In Texas, there are certain situations in which your employer is required to give you time off for civic duty service. In today’s post, we outline your right to protected leave from your job for civic duty purposes.
You have the right to take time off of work to vote on Election Day. In Texas, there is no limit on how much time your employer must give you to get to the polls and cast your ballot. This time off is paid at your normal rate, and your employer cannot retaliate against you in any way for taking it.
In Texas, you can also take time off for military service. This leave can be for active duty or for training. While the leave is unpaid, your job is protected for the entirety of your leave. When you return to work, your employer may not:
- Demote your position,
- Cut your pay,
- Decrease your seniority or
- Reduce any of your benefits.
As an employee in Texas, you are also guaranteed job-protected time off if called to serve on a jury.

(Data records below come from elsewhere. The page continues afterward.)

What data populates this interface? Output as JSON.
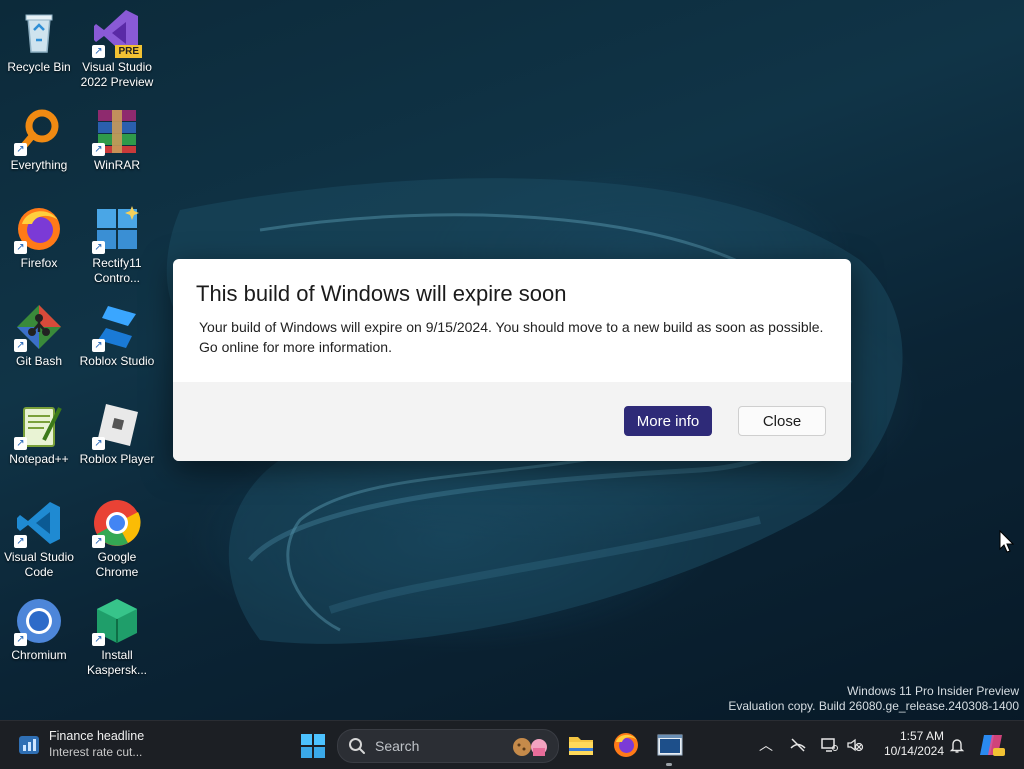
{
  "desktop": {
    "icons": [
      {
        "label": "Recycle Bin",
        "icon": "recycle-bin-icon"
      },
      {
        "label": "Visual Studio 2022 Preview",
        "icon": "visual-studio-preview-icon",
        "badge": "PRE"
      },
      {
        "label": "Everything",
        "icon": "everything-search-icon"
      },
      {
        "label": "WinRAR",
        "icon": "winrar-icon"
      },
      {
        "label": "Firefox",
        "icon": "firefox-icon"
      },
      {
        "label": "Rectify11 Contro...",
        "icon": "rectify11-icon"
      },
      {
        "label": "Git Bash",
        "icon": "git-bash-icon"
      },
      {
        "label": "Roblox Studio",
        "icon": "roblox-studio-icon"
      },
      {
        "label": "Notepad++",
        "icon": "notepad-plus-plus-icon"
      },
      {
        "label": "Roblox Player",
        "icon": "roblox-player-icon"
      },
      {
        "label": "Visual Studio Code",
        "icon": "vscode-icon"
      },
      {
        "label": "Google Chrome",
        "icon": "chrome-icon"
      },
      {
        "label": "Chromium",
        "icon": "chromium-icon"
      },
      {
        "label": "Install Kaspersk...",
        "icon": "kaspersky-icon"
      }
    ]
  },
  "dialog": {
    "title": "This build of Windows will expire soon",
    "body": "Your build of Windows will expire on 9/15/2024. You should move to a new build as soon as possible. Go online for more information.",
    "primary_button": "More info",
    "secondary_button": "Close",
    "accent_color": "#2e2a78"
  },
  "watermark": {
    "line1": "Windows 11 Pro Insider Preview",
    "line2": "Evaluation copy. Build 26080.ge_release.240308-1400"
  },
  "taskbar": {
    "widget": {
      "title": "Finance headline",
      "subtitle": "Interest rate cut..."
    },
    "search_placeholder": "Search",
    "pinned": [
      "file-explorer-icon",
      "firefox-icon",
      "active-window-icon"
    ],
    "clock": {
      "time": "1:57 AM",
      "date": "10/14/2024"
    },
    "tray": [
      "chevron-up-icon",
      "network-off-icon",
      "display-icon",
      "volume-muted-icon",
      "notification-bell-icon",
      "copilot-icon"
    ]
  }
}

This leave is unpaid. For both jury duty and military leave, you must notify your employer of the date you plan to return to work as soon as possible.
In addition, for any civic duty leave, the employer may not count such time off toward any absence limit at the company. In other words, a civic duty absence from work does not subtract from any sick or vacation time you may have accrued.